# RECORDS PROVIDED
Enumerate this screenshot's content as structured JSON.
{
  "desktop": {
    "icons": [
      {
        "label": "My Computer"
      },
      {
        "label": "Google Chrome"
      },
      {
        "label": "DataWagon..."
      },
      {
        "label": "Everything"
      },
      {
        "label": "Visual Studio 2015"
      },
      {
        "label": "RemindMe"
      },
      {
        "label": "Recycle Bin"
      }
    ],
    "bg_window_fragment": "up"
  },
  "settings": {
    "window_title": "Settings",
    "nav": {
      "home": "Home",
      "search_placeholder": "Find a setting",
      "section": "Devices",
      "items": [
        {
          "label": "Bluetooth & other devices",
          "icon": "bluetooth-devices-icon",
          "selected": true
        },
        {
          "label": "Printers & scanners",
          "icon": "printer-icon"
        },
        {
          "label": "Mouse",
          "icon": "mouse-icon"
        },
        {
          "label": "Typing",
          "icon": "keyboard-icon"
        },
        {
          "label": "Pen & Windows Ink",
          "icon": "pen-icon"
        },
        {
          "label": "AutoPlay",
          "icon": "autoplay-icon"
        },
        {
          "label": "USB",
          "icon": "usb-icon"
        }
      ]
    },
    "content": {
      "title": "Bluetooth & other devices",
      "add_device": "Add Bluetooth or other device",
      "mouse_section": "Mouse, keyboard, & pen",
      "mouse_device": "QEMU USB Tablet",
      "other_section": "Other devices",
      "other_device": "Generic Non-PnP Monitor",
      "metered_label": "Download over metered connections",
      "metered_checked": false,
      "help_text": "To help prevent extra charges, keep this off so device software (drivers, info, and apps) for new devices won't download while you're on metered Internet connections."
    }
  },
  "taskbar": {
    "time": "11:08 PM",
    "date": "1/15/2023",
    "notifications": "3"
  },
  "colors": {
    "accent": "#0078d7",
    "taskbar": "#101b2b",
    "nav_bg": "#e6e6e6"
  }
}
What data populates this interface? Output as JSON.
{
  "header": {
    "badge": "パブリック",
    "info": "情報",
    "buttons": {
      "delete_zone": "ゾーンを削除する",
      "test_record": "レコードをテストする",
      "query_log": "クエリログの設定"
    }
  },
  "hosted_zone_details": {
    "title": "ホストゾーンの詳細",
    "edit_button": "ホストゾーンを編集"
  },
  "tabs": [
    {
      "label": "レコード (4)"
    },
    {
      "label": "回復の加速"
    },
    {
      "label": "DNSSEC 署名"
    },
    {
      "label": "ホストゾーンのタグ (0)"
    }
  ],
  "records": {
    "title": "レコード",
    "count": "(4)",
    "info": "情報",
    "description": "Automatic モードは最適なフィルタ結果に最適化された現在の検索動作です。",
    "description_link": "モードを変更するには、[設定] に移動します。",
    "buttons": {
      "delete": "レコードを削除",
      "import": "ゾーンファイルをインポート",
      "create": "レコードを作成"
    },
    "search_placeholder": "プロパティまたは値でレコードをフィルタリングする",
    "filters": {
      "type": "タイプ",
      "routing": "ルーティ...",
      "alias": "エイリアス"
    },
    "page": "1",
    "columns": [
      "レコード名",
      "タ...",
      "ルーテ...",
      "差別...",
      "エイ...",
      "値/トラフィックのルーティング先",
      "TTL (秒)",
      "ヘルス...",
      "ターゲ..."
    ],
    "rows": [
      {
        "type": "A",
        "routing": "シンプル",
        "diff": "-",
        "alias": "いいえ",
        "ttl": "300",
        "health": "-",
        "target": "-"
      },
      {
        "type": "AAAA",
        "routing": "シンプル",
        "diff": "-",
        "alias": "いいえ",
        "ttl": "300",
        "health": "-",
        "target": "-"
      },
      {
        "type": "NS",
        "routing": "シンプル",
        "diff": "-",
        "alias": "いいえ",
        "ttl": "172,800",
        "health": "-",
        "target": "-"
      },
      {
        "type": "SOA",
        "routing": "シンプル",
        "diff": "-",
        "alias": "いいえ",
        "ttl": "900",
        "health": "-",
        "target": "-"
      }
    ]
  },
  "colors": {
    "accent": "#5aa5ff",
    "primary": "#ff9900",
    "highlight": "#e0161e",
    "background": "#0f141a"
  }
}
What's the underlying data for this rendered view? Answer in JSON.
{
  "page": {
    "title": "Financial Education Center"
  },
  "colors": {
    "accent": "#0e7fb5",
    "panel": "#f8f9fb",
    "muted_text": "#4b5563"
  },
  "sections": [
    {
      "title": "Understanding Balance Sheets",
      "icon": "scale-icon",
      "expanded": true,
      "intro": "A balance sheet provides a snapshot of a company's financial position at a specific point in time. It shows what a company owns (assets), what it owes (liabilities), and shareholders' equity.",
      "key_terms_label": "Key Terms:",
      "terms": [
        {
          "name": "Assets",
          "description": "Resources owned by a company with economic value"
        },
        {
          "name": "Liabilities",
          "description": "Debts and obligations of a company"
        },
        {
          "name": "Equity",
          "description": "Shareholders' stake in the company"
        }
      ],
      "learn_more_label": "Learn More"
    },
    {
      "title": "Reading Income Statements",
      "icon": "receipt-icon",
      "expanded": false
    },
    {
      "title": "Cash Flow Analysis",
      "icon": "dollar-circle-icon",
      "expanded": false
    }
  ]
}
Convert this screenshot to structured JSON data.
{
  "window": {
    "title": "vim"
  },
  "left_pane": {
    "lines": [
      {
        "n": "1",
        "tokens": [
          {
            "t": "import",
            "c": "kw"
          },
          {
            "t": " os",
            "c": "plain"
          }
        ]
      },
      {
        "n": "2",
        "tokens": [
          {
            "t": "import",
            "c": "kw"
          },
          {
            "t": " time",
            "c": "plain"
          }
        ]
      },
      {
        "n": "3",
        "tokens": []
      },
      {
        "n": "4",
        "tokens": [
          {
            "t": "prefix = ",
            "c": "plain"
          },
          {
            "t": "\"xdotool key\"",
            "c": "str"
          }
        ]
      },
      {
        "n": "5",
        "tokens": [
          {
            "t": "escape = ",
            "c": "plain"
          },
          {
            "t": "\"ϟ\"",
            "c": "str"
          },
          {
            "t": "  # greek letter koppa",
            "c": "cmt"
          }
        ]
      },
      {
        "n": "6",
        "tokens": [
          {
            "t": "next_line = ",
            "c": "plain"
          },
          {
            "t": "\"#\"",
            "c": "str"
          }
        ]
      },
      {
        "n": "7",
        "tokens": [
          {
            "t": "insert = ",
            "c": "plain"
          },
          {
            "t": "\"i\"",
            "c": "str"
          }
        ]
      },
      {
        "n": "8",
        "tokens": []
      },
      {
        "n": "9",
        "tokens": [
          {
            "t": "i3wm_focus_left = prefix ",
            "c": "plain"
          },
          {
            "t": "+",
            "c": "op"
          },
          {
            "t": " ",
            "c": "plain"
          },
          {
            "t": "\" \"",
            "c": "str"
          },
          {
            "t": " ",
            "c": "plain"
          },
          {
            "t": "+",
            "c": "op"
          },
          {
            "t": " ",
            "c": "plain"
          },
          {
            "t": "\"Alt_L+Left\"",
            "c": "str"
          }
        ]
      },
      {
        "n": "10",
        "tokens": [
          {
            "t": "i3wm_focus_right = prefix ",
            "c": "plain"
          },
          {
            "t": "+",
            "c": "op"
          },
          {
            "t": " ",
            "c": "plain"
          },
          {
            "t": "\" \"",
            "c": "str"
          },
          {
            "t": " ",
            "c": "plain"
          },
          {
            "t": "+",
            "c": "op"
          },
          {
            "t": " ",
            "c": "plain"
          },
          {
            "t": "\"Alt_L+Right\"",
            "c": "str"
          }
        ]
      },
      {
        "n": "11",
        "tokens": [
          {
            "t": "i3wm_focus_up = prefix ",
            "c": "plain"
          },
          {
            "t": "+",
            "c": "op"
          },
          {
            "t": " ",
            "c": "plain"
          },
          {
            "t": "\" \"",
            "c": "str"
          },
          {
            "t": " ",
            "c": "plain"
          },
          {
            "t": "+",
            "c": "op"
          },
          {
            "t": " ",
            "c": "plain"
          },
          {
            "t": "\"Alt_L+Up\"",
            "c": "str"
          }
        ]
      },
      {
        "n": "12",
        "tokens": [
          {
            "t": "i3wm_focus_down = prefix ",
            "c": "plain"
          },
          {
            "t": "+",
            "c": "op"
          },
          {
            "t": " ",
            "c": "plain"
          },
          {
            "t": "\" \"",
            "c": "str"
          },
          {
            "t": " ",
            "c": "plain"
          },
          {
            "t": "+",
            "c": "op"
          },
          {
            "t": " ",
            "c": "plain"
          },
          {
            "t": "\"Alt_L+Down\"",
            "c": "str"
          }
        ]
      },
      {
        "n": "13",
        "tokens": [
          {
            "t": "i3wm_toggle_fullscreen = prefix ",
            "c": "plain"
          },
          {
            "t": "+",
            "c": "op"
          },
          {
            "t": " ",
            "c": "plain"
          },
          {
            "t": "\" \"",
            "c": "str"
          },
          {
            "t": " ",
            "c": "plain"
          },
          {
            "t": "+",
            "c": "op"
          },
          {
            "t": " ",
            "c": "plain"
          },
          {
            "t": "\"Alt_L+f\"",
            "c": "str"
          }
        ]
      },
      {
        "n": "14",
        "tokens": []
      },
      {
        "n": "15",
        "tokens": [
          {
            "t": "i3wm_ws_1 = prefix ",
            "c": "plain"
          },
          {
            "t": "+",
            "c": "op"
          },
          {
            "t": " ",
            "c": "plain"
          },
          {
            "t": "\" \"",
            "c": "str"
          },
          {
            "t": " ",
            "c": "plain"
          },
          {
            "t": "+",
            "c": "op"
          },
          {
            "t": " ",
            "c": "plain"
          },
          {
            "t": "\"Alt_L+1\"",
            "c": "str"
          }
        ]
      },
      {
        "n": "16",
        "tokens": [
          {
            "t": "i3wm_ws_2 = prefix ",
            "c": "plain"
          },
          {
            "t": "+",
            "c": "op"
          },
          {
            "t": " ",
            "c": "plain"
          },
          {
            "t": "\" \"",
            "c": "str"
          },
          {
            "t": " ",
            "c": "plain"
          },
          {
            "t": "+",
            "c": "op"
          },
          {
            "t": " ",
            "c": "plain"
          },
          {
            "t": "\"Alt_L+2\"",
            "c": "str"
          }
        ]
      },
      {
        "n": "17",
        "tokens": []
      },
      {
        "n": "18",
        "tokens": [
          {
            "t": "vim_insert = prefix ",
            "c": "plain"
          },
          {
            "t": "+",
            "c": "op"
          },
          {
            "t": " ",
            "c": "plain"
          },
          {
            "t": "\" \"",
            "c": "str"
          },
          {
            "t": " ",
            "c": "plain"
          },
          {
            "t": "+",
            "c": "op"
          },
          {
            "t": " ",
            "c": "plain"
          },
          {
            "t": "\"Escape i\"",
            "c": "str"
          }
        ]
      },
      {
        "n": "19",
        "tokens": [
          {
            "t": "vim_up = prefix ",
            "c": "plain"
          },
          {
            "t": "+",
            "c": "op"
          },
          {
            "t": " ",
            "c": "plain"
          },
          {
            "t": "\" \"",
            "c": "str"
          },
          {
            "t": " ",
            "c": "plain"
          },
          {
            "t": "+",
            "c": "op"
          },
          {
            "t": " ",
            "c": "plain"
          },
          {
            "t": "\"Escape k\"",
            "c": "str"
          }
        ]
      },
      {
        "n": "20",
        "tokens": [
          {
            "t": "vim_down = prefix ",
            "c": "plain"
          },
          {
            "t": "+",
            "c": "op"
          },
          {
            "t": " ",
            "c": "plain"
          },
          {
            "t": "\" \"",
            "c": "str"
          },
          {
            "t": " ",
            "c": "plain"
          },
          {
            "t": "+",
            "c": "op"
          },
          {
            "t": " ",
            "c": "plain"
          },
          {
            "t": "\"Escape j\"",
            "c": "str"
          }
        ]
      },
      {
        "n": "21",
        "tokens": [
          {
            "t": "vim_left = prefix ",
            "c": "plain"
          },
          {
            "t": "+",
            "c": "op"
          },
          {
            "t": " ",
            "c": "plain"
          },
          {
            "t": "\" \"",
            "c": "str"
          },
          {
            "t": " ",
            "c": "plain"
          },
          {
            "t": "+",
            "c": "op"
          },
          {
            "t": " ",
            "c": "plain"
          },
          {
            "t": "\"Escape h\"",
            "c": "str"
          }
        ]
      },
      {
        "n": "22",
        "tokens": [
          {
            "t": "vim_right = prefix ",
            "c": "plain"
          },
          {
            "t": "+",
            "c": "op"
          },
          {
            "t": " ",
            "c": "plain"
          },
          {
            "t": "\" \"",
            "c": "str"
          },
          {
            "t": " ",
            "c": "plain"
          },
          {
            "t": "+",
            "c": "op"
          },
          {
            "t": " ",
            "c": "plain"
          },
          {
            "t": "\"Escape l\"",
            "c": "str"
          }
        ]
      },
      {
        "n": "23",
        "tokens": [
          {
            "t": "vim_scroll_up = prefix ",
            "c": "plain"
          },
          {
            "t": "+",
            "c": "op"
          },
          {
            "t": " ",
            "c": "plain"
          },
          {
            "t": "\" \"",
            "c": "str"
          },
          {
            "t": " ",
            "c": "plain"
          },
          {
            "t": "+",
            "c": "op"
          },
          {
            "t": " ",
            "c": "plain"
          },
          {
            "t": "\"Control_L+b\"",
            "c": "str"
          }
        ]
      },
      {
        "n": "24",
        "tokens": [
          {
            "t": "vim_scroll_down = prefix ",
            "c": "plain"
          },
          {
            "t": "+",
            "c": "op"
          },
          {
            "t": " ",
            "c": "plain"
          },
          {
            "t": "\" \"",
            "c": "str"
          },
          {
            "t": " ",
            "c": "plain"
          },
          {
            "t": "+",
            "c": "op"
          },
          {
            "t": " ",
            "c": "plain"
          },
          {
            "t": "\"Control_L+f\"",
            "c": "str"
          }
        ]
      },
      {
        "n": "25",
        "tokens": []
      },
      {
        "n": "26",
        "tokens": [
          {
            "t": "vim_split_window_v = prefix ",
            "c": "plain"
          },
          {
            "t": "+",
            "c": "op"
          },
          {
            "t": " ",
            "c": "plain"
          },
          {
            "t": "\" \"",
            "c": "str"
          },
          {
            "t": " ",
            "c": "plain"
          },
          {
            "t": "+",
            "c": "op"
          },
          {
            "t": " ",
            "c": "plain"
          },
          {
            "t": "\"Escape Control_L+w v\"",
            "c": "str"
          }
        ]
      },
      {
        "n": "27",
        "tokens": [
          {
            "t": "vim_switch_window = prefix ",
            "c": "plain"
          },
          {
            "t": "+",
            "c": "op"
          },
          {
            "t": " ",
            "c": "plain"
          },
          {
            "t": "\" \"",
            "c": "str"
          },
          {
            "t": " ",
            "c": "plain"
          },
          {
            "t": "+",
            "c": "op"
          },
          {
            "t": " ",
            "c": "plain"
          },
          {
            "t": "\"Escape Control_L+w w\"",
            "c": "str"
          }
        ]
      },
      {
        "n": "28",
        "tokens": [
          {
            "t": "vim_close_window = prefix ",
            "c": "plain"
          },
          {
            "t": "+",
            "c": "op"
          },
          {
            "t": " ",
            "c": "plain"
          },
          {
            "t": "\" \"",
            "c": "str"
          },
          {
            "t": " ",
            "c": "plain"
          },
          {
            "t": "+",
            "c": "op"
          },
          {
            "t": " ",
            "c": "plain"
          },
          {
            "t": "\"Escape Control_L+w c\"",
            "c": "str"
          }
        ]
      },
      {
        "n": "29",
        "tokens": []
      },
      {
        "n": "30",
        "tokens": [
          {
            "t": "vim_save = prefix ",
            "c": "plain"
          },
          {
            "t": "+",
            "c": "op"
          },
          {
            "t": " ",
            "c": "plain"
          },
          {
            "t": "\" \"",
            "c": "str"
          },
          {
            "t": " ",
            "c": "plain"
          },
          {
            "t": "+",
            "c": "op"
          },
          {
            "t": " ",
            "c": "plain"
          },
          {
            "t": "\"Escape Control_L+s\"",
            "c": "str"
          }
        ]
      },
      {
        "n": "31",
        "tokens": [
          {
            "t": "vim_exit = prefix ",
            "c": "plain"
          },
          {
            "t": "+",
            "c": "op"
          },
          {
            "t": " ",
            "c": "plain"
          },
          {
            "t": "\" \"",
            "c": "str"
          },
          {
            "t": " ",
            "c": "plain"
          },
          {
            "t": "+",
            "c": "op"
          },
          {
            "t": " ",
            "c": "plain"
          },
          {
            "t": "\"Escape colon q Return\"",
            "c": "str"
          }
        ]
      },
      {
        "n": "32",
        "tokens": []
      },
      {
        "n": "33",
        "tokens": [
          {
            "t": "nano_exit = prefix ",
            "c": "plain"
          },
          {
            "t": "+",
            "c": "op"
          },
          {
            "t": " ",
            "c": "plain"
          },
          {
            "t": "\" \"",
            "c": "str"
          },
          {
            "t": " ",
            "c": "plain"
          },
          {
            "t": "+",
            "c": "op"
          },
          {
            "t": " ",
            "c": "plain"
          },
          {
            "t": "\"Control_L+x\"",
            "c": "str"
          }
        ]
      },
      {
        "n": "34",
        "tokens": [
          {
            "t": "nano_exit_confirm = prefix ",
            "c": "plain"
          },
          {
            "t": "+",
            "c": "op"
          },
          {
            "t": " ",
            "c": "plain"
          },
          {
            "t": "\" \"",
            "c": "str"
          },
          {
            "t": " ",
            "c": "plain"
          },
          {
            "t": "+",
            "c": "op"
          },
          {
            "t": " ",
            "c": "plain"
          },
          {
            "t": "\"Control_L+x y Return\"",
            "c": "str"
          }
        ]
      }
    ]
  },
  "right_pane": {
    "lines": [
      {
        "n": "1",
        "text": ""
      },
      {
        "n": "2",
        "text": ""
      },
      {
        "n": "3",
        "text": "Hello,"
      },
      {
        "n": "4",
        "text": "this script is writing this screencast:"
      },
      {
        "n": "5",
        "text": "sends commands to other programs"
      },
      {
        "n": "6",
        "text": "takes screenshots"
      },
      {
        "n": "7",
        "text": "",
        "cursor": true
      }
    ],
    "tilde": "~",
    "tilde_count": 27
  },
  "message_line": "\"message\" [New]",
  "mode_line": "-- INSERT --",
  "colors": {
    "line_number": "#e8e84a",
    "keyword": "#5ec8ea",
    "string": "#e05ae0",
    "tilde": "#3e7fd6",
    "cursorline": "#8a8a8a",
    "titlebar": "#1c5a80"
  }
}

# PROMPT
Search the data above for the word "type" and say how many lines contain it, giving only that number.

# WRITTEN SOLUTION
5